Sunday, December 9, 2012
It’s beginning to look a lot like Christmas here in Valencia. The streets are lit with illuminated signs, there is a large electric Christmas tree in the Plaza del Ayuntamiento and all the store windows make it abundantly clear that Christmas is approaching. Still and all, the important day for children here in Spain is not December 25th, but rather the 6th of January, which is called El Día de los Reyes Magos in the Spanish-speaking world.
We slept in yesterday morning and after breakfast Susan spent most of the day restoring old family photographs of her parents and grandparents. I spent my time working on a list of effects that will be performed at my kids’ magic show the week of the 17th. Monday I will visit the school to take a look at the classroom and determine where the performance space will be and make a firm decision about the time and date with the classroom teacher. I continue to search for appropriate music for the final effect, which is a butterfly snowstorm. Also, given the fact that I will be doing this effect with Sofi we will need to do a bit of choreography in order to make the effect play well. When I say choreography I am not talking about dancing, but rather positioning on stage, who begins, when does person two come in and how does the effect end.
Given the fact that our things arrive on Tuesday that means that my two magic tables will be available to me, as well as my dog puppet. Still and all, even with all the choices I have available, I realized that I was still in need of a suitcase table that will allow me to transport material and also provide me with a performing surface. All effects can be stored on the shelves of suitcase table and that makes them easily accessible as opposed to having to place them on a variety of surfaces around the classroom. I ordered one yesterday and it should be here on Tuesday.
On Thursday Susan had gone to a recently opened restaurant in the Russafa neighborhood called Anerea. She had gone there after the concert with Jim, Yun, Jaime and Inma. She enjoyed the experience so much that she suggested that we have dinner there last night. We hopped a cab and arrived in plenty of time for our 9:30 reservation.
Anerea opened in mid-September and the chef du cuisine is Josep Quintana whose former restaurant – Restaurante Torrijos – closed in spite of its having earned a Michelin star. The restaurant is named after his four-year old daughter Nerea. It is a small space that seats about thirty diners. The restaurant feels very cozy and part of that feeling is due to the size of the space, but it also comes from the brick and wood of the walls. The kitchen is quite small and so is the wine list. There are no paper menus, but rather there is a chalkboard that lists the appetizers, entrees and desserts of the day. Diners get a fuller explanation of the dishes from the server.
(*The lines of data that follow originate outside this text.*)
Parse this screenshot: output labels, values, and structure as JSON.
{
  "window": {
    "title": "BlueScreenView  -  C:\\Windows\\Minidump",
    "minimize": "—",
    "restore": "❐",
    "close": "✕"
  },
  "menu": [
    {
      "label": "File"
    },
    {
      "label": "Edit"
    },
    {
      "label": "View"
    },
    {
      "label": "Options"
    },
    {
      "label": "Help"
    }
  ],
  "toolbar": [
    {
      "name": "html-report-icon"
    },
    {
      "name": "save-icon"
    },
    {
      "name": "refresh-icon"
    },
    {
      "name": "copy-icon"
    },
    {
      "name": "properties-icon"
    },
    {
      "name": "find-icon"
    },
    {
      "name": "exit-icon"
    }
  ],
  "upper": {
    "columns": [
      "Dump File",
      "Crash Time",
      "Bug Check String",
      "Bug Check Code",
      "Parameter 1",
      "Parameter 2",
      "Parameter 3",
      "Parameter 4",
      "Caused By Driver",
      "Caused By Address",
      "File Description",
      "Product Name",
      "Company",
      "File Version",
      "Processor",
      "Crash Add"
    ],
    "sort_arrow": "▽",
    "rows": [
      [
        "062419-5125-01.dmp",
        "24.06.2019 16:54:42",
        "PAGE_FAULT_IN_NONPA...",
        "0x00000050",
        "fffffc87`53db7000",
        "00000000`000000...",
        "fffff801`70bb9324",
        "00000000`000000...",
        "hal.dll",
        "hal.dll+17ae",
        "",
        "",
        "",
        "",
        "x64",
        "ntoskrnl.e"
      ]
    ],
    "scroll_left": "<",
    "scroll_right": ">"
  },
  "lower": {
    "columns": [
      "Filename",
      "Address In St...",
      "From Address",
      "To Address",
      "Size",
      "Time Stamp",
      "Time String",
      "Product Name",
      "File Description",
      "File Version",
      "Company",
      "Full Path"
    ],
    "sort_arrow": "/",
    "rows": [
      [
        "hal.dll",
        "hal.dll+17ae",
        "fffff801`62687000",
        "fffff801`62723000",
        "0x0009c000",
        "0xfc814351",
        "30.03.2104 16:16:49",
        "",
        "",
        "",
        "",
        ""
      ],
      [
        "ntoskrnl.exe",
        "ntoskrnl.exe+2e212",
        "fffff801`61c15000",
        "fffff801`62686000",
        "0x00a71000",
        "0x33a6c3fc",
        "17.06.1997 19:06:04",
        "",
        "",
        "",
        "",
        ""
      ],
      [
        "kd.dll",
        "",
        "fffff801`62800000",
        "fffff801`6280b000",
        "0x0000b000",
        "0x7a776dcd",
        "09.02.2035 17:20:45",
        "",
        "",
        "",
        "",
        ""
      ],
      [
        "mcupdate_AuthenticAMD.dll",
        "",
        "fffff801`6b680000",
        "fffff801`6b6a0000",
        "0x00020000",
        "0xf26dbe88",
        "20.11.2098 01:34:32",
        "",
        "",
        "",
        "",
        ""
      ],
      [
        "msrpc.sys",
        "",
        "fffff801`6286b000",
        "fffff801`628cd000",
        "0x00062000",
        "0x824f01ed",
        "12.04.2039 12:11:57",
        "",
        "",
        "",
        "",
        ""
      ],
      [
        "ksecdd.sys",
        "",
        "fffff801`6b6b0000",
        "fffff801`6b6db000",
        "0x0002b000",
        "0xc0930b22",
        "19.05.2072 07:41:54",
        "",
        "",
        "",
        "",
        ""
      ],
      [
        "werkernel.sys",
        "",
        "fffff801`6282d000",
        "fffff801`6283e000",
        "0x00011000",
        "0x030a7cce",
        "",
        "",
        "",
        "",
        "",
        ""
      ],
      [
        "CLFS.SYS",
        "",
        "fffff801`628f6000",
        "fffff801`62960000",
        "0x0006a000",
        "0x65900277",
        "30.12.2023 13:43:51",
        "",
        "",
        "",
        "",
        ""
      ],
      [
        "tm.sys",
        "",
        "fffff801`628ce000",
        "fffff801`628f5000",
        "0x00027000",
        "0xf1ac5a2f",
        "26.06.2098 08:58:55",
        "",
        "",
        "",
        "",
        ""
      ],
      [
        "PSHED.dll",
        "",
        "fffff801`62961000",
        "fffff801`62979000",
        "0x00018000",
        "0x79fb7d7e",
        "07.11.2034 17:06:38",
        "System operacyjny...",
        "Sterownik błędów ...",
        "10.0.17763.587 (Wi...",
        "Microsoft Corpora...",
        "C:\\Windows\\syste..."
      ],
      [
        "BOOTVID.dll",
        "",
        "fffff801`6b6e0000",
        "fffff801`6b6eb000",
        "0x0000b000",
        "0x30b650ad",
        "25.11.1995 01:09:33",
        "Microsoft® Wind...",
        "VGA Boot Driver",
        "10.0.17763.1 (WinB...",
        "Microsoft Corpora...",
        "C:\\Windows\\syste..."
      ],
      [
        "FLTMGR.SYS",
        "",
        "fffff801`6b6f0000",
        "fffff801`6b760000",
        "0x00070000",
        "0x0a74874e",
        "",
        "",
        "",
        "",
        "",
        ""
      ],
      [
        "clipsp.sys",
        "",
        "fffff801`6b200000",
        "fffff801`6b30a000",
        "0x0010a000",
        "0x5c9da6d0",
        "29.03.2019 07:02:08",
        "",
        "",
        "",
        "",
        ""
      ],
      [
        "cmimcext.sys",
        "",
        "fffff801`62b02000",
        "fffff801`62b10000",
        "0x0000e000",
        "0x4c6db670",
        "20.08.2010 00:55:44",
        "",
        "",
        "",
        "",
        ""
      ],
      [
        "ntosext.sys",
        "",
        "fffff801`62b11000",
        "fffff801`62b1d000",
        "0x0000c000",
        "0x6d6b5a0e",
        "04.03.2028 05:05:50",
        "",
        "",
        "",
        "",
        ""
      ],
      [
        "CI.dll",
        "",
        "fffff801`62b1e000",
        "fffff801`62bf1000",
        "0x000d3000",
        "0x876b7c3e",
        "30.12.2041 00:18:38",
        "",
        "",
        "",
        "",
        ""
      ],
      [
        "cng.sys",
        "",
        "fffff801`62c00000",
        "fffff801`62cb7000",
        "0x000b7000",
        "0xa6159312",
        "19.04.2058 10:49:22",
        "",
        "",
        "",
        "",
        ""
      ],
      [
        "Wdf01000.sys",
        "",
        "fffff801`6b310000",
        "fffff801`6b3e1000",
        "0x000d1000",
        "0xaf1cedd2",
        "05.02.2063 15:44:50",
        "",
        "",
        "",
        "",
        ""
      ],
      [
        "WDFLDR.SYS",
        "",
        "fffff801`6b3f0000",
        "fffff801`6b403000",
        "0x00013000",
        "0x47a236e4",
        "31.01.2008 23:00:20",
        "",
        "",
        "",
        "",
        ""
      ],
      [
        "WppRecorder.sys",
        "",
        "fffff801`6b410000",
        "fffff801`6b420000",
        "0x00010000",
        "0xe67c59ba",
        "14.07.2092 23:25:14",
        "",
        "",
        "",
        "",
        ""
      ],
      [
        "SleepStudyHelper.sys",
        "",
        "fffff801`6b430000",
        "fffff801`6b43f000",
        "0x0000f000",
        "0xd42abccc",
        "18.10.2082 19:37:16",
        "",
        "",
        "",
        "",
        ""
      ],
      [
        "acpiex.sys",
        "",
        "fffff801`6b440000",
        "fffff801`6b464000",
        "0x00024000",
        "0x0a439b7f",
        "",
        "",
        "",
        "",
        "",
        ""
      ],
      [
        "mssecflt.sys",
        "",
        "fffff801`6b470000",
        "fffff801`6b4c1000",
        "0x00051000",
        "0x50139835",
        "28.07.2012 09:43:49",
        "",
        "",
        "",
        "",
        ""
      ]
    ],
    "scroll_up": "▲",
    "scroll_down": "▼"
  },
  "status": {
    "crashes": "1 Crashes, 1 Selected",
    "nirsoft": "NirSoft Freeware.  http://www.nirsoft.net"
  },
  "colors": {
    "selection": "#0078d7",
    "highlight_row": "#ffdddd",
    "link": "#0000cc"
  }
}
There are two differently priced menus. The first consists of a choice of three appetizers that are shared by the table, two main course options and three dessert choices. That menu costs 24.50 Euros per person. The second menu offers a choice of four appetizers and the addition of a cheese plate that precedes the dessert. That menu costs 34.50 Euros per person. We chose the 24.50 Euro menu.
Our server, Oscar, helped make our evening memorable. He carefully explained to us all our options, describing each dish down to the last detail and even chose our wine for us. He was very attentive throughout the meal and our wine glasses were never empty.
We began with an amuse bouche of sobresada on a triangle of toast. It was great way to start. Then the parade of appetizers began. There was a tuna tartare
Served with what looks like wasabi, but is really avocado. Next came a dish of faux morcilla, huevas and shaved artichoke. Morcilla, more commonly known as blood pudding is a mixture of blood, rice and spices. This version is made from sepia, squid ink and rice. If you did not know the ingredients, you would swear it is the morcilla that one has come to know and love. Huevas are fish roe that are the size of your average lima bean. The ingredients marry perfectly. Lastly we had a timbale of green beans topped with a carpaccio of shrimp and foie gras that were caramelized. All three appetizers were stellar.
Our main course was a solomillo de cerdo con patatas. The pork was served rare, along with chips and a sauce that had the consistency of mayonnaise, but was not mayonnaise. For dessert we chose a combination of a coca (pound cake), pumpkin and the best pistachio ice cream I have ever tasted. It should be noted here that pistachio is my favorite ice cream flavor. Our other dessert choice was a sopa de chocolate con pera. It was quite tasty, but we clearly preferred the other dessert. We finished the meal with coffee and a chupito.
After our meal we chatted a bit with Oscar and we then proceeded to make our way home. It was midnight when we walked through the door. We stayed up until 1:00 to let our meal digest and then it was lights out.